Rutgers-Camden Awarded NSF Grant to Establish Summer Research Program

Rutgers-Camden Awarded NSF Grant to Establish Summer Research Program

summer, 10 undergraduate students are gaining critical research and professional
development skills through a new program at Rutgers–Camden.

Computational Biology Summer Program introduces students to an integrated
approach to research that incorporates the biological sciences, mathematics,
computer science, chemistry, and physics.

“This program
allows students who would otherwise not have an opportunity to study
computational biology gain meaningful experience in the field,” says Benedetto
Piccoli, the Joseph and Loretta Lopez Chair in Mathematics at Rutgers–Camden
and Ph.D. program director for Rutgers–Camden’s Center for Computational and
Integrative Biology (CCIB).

The 10-week program
is funded by a grant from the National Science Foundation and establishes the
CCIB as a Research Experiences for Undergraduates (REU) site. An REU site
consists of a group of undergraduates who work in the research programs of the
host institution.

This summer
marks the first year of the three-year grant awarded to Rutgers–Camden. Piccoli
is the principal investigator for the project.

Computational Biology Summer Program is open to students from throughout the
United States and targets those enrolled in community colleges, non-traditional
students, veterans, and students from communities underserved in STEM (science,
technology, engineering, and mathematics) disciplines.

“These are
students at a critical stage in their academic careers,” says Piccoli. “This
program may inspire students who are interested in the sciences to focus their
area of study or pursue a career in a STEM field.”  

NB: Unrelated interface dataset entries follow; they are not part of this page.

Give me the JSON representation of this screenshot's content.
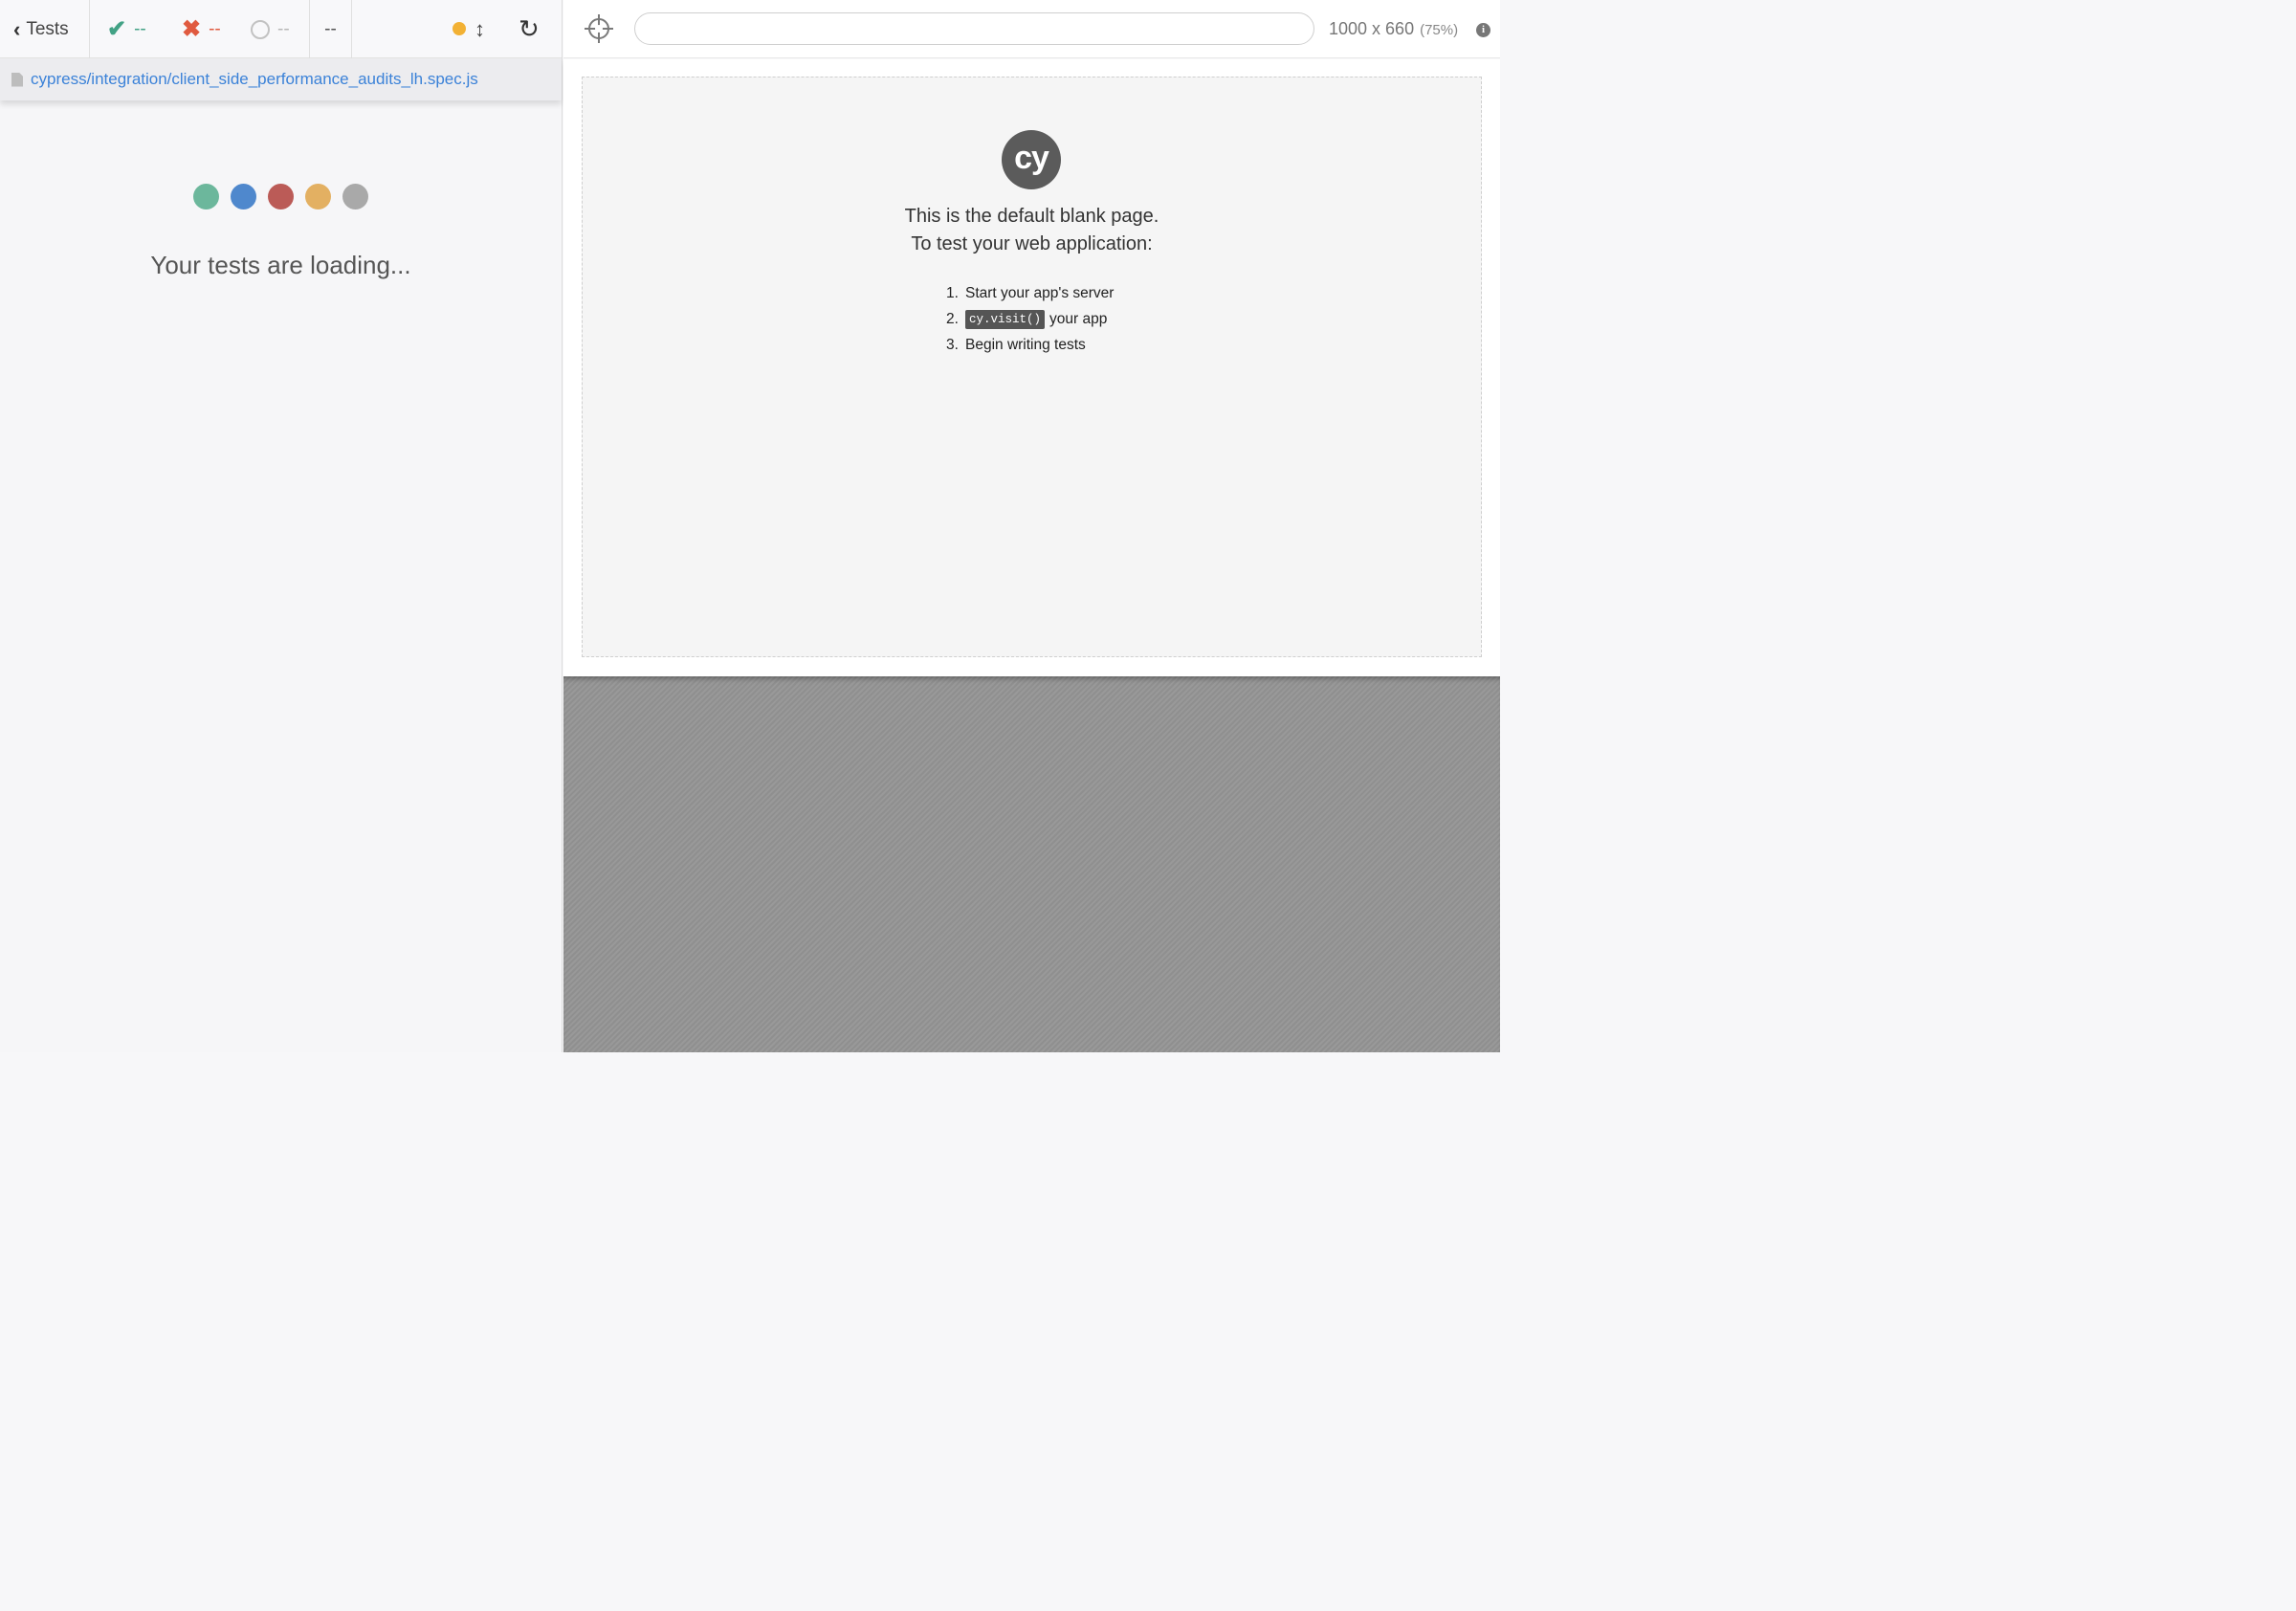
{
  "reporter": {
    "back_label": "Tests",
    "stats": {
      "passed": "--",
      "failed": "--",
      "pending": "--",
      "duration": "--"
    },
    "spec_path": "cypress/integration/client_side_performance_audits_lh.spec.js",
    "loading_text": "Your tests are loading...",
    "loader_dot_colors": [
      "#6cb79c",
      "#4f88cd",
      "#bb5b57",
      "#e3b062",
      "#a9a9a9"
    ]
  },
  "aut": {
    "url": "",
    "viewport_size": "1000 x 660",
    "viewport_scale": "(75%)",
    "blank_page": {
      "logo_text": "cy",
      "line1": "This is the default blank page.",
      "line2": "To test your web application:",
      "steps": [
        {
          "num": "1.",
          "code": "",
          "text": "Start your app's server"
        },
        {
          "num": "2.",
          "code": "cy.visit()",
          "text": "your app"
        },
        {
          "num": "3.",
          "code": "",
          "text": "Begin writing tests"
        }
      ]
    }
  },
  "icons": {
    "back": "chevron-left-icon",
    "passed": "check-icon",
    "failed": "x-icon",
    "pending": "circle-notch-icon",
    "running_indicator": "status-dot-icon",
    "autoscroll": "arrows-vertical-icon",
    "reload": "redo-icon",
    "selector_playground": "crosshairs-icon",
    "file": "file-icon",
    "info": "info-circle-icon"
  },
  "colors": {
    "pass": "#42a285",
    "fail": "#e05a3f",
    "link": "#3b82d8",
    "running": "#f2b134"
  }
}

accepted to the program this year are representing Burlington County College,
Camden County College, and Rutgers–Camden. They are receiving a $5,000 stipend
and are living on the Rutgers–Camden campus for the duration of the program.

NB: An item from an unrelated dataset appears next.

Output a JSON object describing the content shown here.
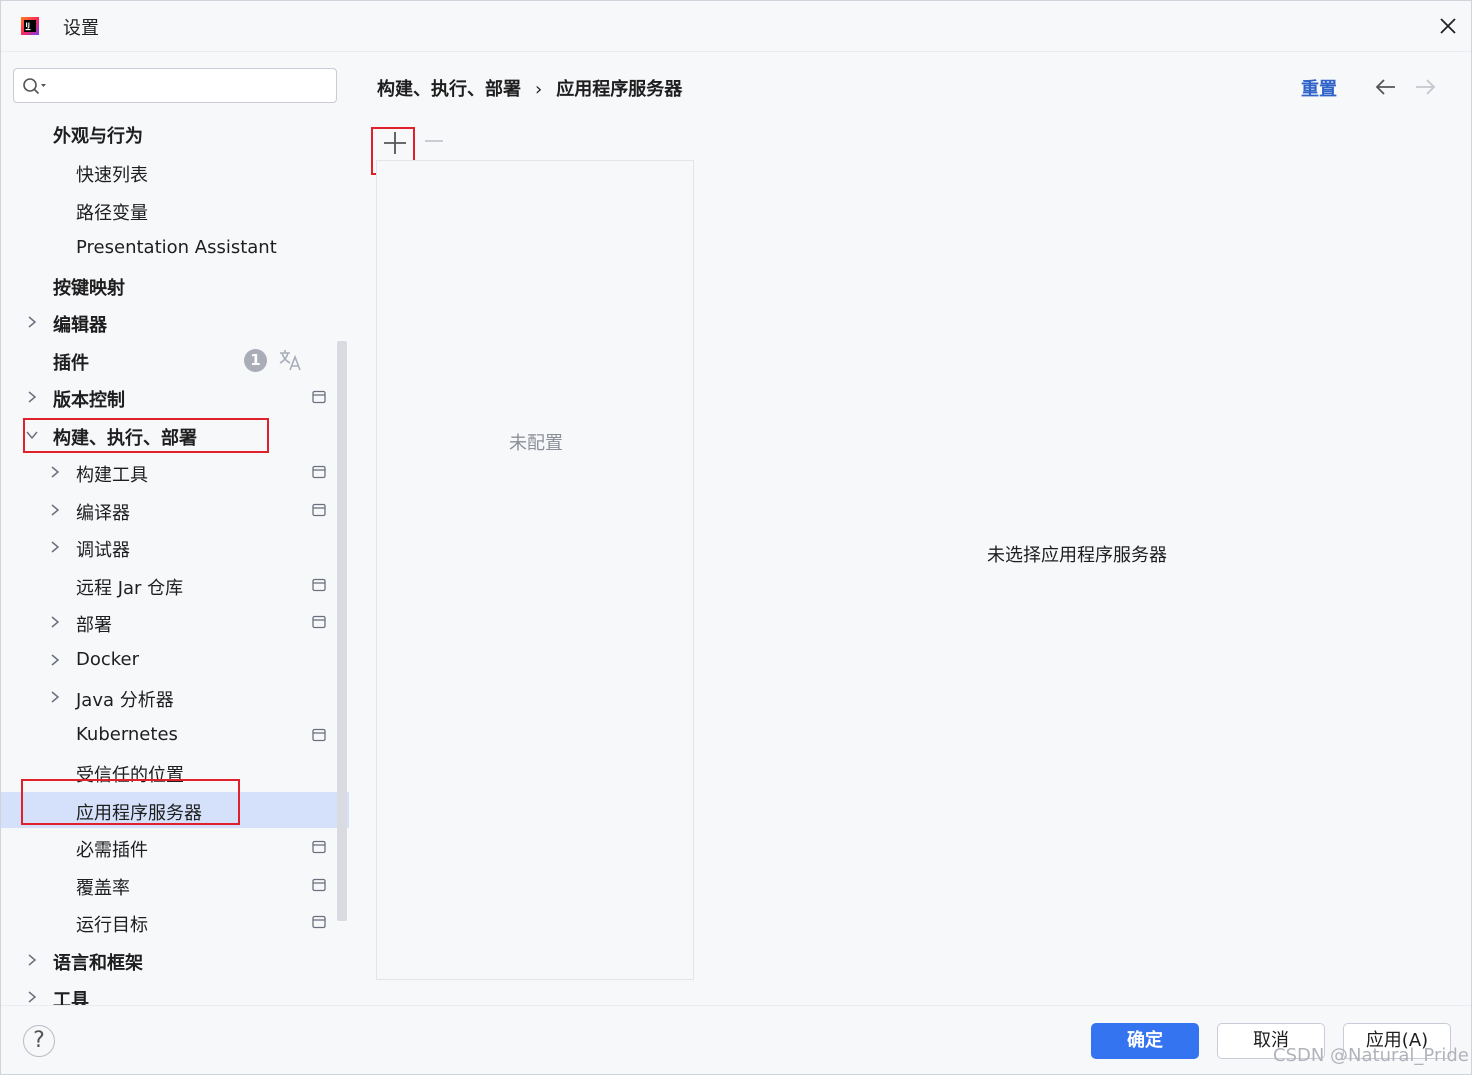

the 10-week program, which began June 3, the students are mentored by
Rutgers–Camden faculty members and graduate students through interactive
workshops and research projects.

Each student
is assigned to one of four research projects for which they will write a final
report in the form of a scientific abstract and present their findings at the
conclusion of the program. The research topics are: spatial patterning in
ecosystems; group behavior in animals; engineering E. coli to produce biofuels; and deciphering the genetic basis of
cell shape in plants.

In addition
to research experience, the students receive computational biology training,
professional skills development, and enrichment sessions geared toward
broadening their understanding of the issues surrounding scientific research.

“This is my first time actually doing research and I’m
especially interested in experiencing what the research process is like and
gaining new skills,” says Tevin Wilson, an engineering major at Burlington
County College from Westampton. “It will be helpful to have that experience
through this program when applying to a four-year school.”

Thornton, a Berlin resident majoring in biology at Camden County College, says
the program is helping her boost her research skills.

looking forward to learning how to write a research paper and how to present
research findings while getting more experience in a lab setting,” Thornton

Bryan Gachomo, a Marlton resident majoring in biology at
Rutgers–Camden, says the program is helping him apply classroom knowledge to a
lab setting.

“Sometimes, the classroom work isn’t enough,” Gachomo
says. “In the real world, they want to see how you can apply what you’ve
learned in the classroom, so getting this experience now is beneficial in the
long run. I’d like to go to medical school and this program is something that I
hope helps get me there.”

The following students are participating in the Computational Biology Summer Program this
year. Their hometowns and high schools are noted.


Bryson (Westampton; Wolmer’s Trust High School for Girls, Jamaica); John Rapacz
(Marlton; Edmond North High School, Oklahoma); Tevin Wilson (Westampton;
Rancocas Valley Regional High School)


Sarah Kamal
(Sewell; Washington Township High School); Paul Manofu (Cherry Hill; Cherry
Hill High School East); Julianne Thornton (Berlin; Winslow Township High School)


Lyla Jno
Baptiste (North Brunswick; North Brunswick Township High School); Bryan Gachomo
(Marlton; Harrison High School, Indiana); Soumya Manikonda (Edison; West
Windsor-Plainsboro High School South); Anna Waite (Collingswood; homeschooled)

The Rutgers–Camden Center for
Computational and Integrative Biology combines the expertise of researchers
from traditional biomedical disciplines — such as biology, chemistry and
psychology — with the analytic methods employed by mathematicians, physicists
and computer scientists to understand how individual biological systems work.

For more
information about the CCIB visit

information about the Computational Biology Summer Program can be found at

Media Contact: Ed Moorhouse
(856) 225-6759